With the active support of the school's PTA, parents are also becoming more involved, and evening workshops have been held to inform and educate parents about the problems and issues, as well as available resources. At these workshops, a panel of youths in recovery speak about their experiences to emphasize the realities of the problems that face young people today. At a recent meeting, over 300 parents attended, an indication that the community is beginning to open their eyes to accepting the truth of the situation.
"Community denial has been the biggest hurdle in all of this," says Smith-Vela. "Many parents have naive perceptions and don't want to believe that the problem is here in full force.

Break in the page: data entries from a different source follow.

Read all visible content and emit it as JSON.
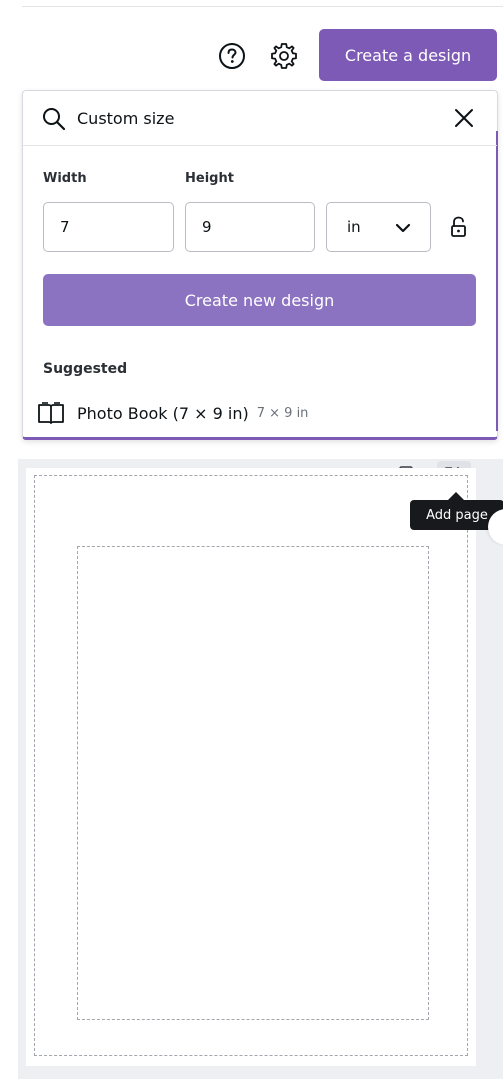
{
  "header": {
    "create_design_label": "Create a design",
    "help_icon": "question-circle-icon",
    "settings_icon": "gear-icon"
  },
  "panel": {
    "search": {
      "value": "Custom size",
      "search_icon": "search-icon",
      "clear_icon": "close-icon"
    },
    "width_label": "Width",
    "height_label": "Height",
    "width_value": "7",
    "height_value": "9",
    "unit_value": "in",
    "lock_icon": "unlocked-padlock-icon",
    "create_new_label": "Create new design",
    "suggested_label": "Suggested",
    "suggestions": [
      {
        "name": "Photo Book (7 × 9 in)",
        "dims": "7 × 9 in",
        "icon": "open-book-icon"
      }
    ]
  },
  "workspace": {
    "tooltip": "Add page",
    "duplicate_icon": "duplicate-page-icon",
    "add_page_icon": "add-page-icon"
  },
  "colors": {
    "accent": "#7d5ab5",
    "accent_light": "#8c73c2",
    "tooltip_bg": "#17191c",
    "workspace_bg": "#edeff2"
  }
}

They don't have knowledge of what their kids are doing, and they're operating off of what a stereotypical drug addicted person acts like. If their kid does not fit this picture, they believe all is well. They need to know that this is a problem that affects all types of kids from honor students to jocks."

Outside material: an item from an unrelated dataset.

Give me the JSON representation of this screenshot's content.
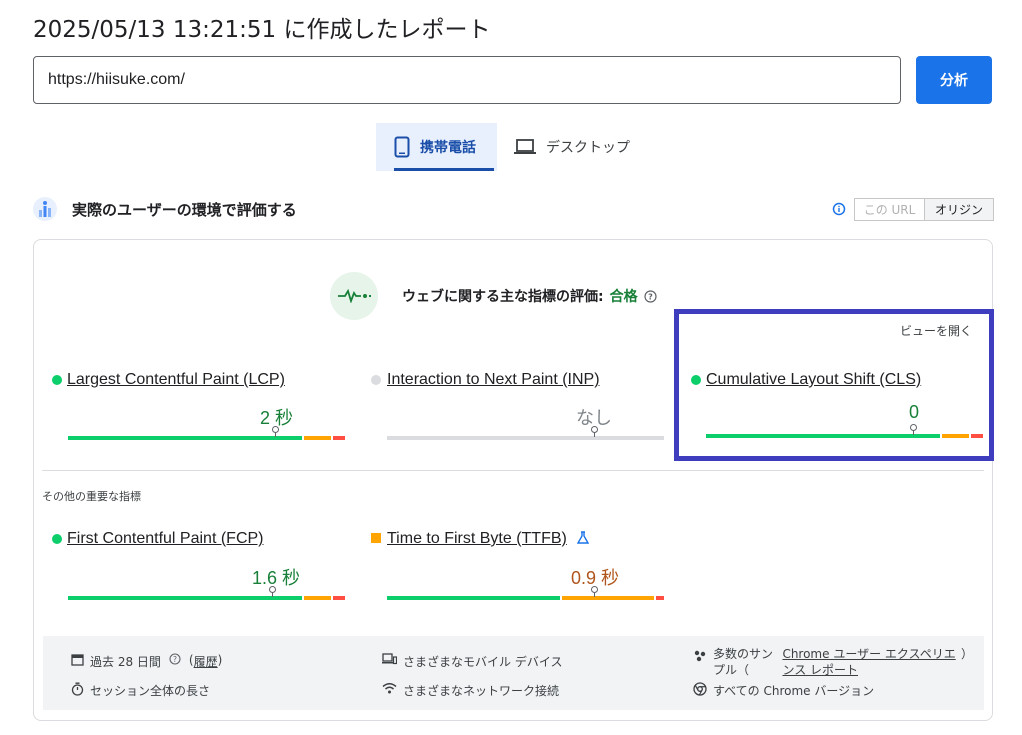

The program at NSJH has broken ground, and the benefits of the intervention are beginning to show. According to Smith-Vela, a climate of trust and acceptance has been created where the problem is discussed openly without social stigma. "We emphasize that students are not judged as good or bad, and parents are not judged as good or bad. We focus on healthy and not-healthy behaviors and the ability to make positive choices. We hold kids accountable for themselves and their friends," Smith-Vela said.

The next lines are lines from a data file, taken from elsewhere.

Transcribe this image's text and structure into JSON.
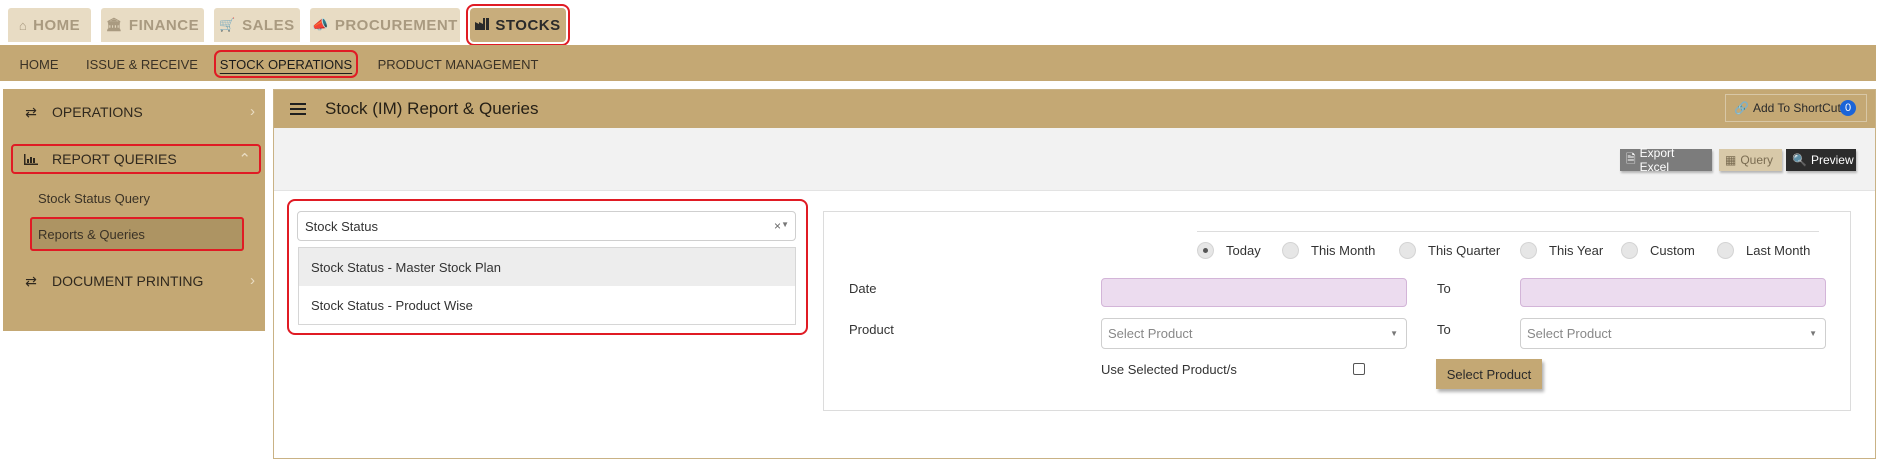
{
  "top_tabs": [
    {
      "label": "HOME",
      "icon": "home-icon"
    },
    {
      "label": "FINANCE",
      "icon": "bank-icon"
    },
    {
      "label": "SALES",
      "icon": "cart-icon"
    },
    {
      "label": "PROCUREMENT",
      "icon": "bullhorn-icon"
    },
    {
      "label": "STOCKS",
      "icon": "industry-icon",
      "active": true
    }
  ],
  "submenu": [
    {
      "label": "HOME"
    },
    {
      "label": "ISSUE & RECEIVE"
    },
    {
      "label": "STOCK OPERATIONS",
      "active": true
    },
    {
      "label": "PRODUCT MANAGEMENT"
    }
  ],
  "sidebar": {
    "items": [
      {
        "label": "OPERATIONS",
        "icon": "exchange-icon"
      },
      {
        "label": "REPORT QUERIES",
        "icon": "bar-chart-icon",
        "expanded": true
      },
      {
        "label": "DOCUMENT PRINTING",
        "icon": "exchange-icon"
      }
    ],
    "sub_items": [
      {
        "label": "Stock Status Query"
      },
      {
        "label": "Reports & Queries",
        "selected": true
      }
    ]
  },
  "panel": {
    "title": "Stock (IM) Report & Queries",
    "shortcut_label": "Add To ShortCut",
    "shortcut_count": "0",
    "toolbar": {
      "export_label": "Export Excel",
      "query_label": "Query",
      "preview_label": "Preview"
    }
  },
  "report_select": {
    "value": "Stock Status",
    "clear_glyph": "×",
    "options": [
      "Stock Status - Master Stock Plan",
      "Stock Status - Product Wise"
    ]
  },
  "filters": {
    "periods": [
      {
        "label": "Today",
        "checked": true
      },
      {
        "label": "This Month"
      },
      {
        "label": "This Quarter"
      },
      {
        "label": "This Year"
      },
      {
        "label": "Custom"
      },
      {
        "label": "Last Month"
      }
    ],
    "date_label": "Date",
    "to_label": "To",
    "product_label": "Product",
    "product_from_placeholder": "Select Product",
    "product_to_placeholder": "Select Product",
    "use_selected_label": "Use Selected Product/s",
    "select_product_button": "Select Product"
  },
  "colors": {
    "brand": "#c4a874",
    "highlight": "#e01b24",
    "badge": "#1a64d8"
  }
}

Officer Williams has also seen the initial resistance to this program begin to fade, and an attitude of acceptance take its place. He plays a dual role in the community. He is a School Resource Officer at NSJH two days a week and a community police officer for the Kingsgate area the rest of the time. He is in his third year at the school and describes his position as a resource for the school, parents and students and a community connection.
Most importantly, Williams strives to develop a rapport with the kids and establish solid relationships with them. He spends his time talking to them in the lunchroom, classrooms, outside, or on the basketball court, and feels he is helping to dissipate the stigma that cops are bad.
"I think I'm bridging the gap, and also I'm changing perceptions. The kids know they can come to me with any problem and I've seen them," Officer Williams said. "There's a mutual respect between us, and they have warmed up to me now." He works closely with the counselors at the school, and both Smith-Vela and Williams have seen indicators that they are making headway with the program. They have seen students begin to take responsibility for their actions and admit to wrongdoing, accept people for their differences, communicate honestly, and show more confidence in themselves.
"Kids are starting to tell us who's distributing drugs, something they'd never have shared before," says Smith-Vela. "What they also tell us confirms the fact that drug abuse is not a problem isolated to NSJH. It's at every school."
The Northshore District is the first on the Eastside to implement such a pro-active program, and Officer Williams feels that this will be the "wave of the future" with other districts coming on board soon. The hope is for Northshore to eventually hire its own alcohol and drug counselors instead of contracting out the work, and to get elementary schools involved because the problem is coming up from the feeder schools.
"We see seventh graders who are already savvy about drugs by the time they get here," states Smith-Vela. "We have such phenomenal academic programs in this district, but we must all recognize that inner city problems are here, and we can't wait until it's a community crisis. Let's accept the problem and view it as a disease that requires treatment and not shunning. The community must be pro-active in its approach and work on prevention, not just intervention. After all, children are our future."